■ GIVEN DATA:
************
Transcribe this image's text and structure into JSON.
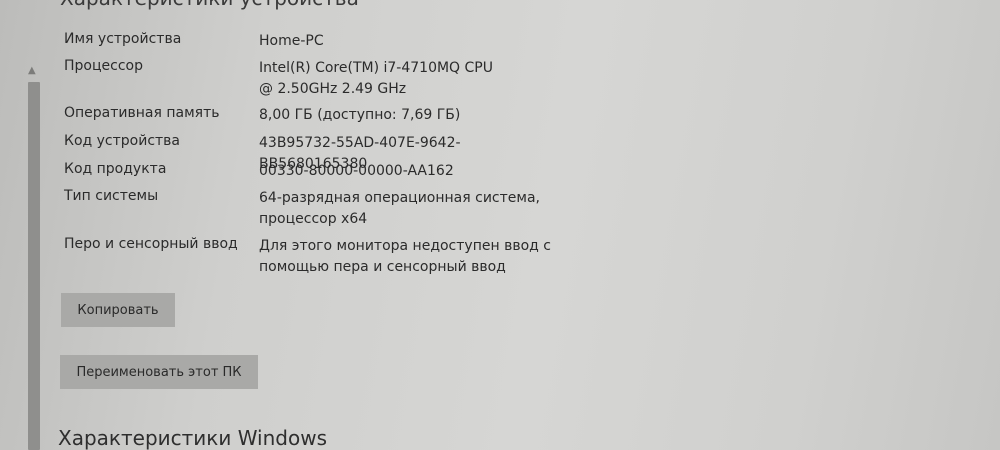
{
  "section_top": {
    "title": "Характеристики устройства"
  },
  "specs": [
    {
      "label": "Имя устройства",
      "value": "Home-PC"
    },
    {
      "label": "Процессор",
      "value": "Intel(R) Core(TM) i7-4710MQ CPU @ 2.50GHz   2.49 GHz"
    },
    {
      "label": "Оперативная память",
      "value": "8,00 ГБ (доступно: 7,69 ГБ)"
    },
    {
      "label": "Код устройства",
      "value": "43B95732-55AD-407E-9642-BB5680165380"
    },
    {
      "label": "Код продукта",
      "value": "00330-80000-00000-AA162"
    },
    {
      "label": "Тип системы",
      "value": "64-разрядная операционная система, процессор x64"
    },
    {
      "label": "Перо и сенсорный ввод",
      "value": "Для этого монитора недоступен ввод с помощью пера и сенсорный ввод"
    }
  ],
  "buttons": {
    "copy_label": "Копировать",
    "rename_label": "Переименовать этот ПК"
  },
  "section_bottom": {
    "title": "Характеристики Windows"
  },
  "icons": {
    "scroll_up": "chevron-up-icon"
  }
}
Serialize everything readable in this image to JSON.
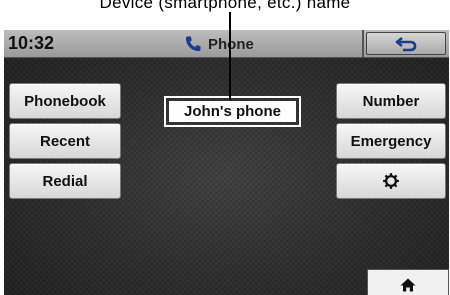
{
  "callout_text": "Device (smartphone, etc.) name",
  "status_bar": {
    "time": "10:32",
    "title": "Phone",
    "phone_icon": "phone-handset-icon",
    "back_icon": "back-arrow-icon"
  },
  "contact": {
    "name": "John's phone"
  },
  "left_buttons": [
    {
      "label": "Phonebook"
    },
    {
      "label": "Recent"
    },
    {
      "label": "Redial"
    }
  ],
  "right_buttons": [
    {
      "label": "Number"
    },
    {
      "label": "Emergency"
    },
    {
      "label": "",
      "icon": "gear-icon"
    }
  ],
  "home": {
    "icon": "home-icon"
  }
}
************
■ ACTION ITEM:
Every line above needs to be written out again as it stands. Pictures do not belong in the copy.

■ RESPONSE BELOW:
Transcribe this image's text and structure into JSON.
{
  "section_top": {
    "title": "Характеристики устройства"
  },
  "specs": [
    {
      "label": "Имя устройства",
      "value": "Home-PC"
    },
    {
      "label": "Процессор",
      "value": "Intel(R) Core(TM) i7-4710MQ CPU @ 2.50GHz   2.49 GHz"
    },
    {
      "label": "Оперативная память",
      "value": "8,00 ГБ (доступно: 7,69 ГБ)"
    },
    {
      "label": "Код устройства",
      "value": "43B95732-55AD-407E-9642-BB5680165380"
    },
    {
      "label": "Код продукта",
      "value": "00330-80000-00000-AA162"
    },
    {
      "label": "Тип системы",
      "value": "64-разрядная операционная система, процессор x64"
    },
    {
      "label": "Перо и сенсорный ввод",
      "value": "Для этого монитора недоступен ввод с помощью пера и сенсорный ввод"
    }
  ],
  "buttons": {
    "copy_label": "Копировать",
    "rename_label": "Переименовать этот ПК"
  },
  "section_bottom": {
    "title": "Характеристики Windows"
  },
  "icons": {
    "scroll_up": "chevron-up-icon"
  }
}
Serialize everything readable in this image to JSON.
{
  "callout_text": "Device (smartphone, etc.) name",
  "status_bar": {
    "time": "10:32",
    "title": "Phone",
    "phone_icon": "phone-handset-icon",
    "back_icon": "back-arrow-icon"
  },
  "contact": {
    "name": "John's phone"
  },
  "left_buttons": [
    {
      "label": "Phonebook"
    },
    {
      "label": "Recent"
    },
    {
      "label": "Redial"
    }
  ],
  "right_buttons": [
    {
      "label": "Number"
    },
    {
      "label": "Emergency"
    },
    {
      "label": "",
      "icon": "gear-icon"
    }
  ],
  "home": {
    "icon": "home-icon"
  }
}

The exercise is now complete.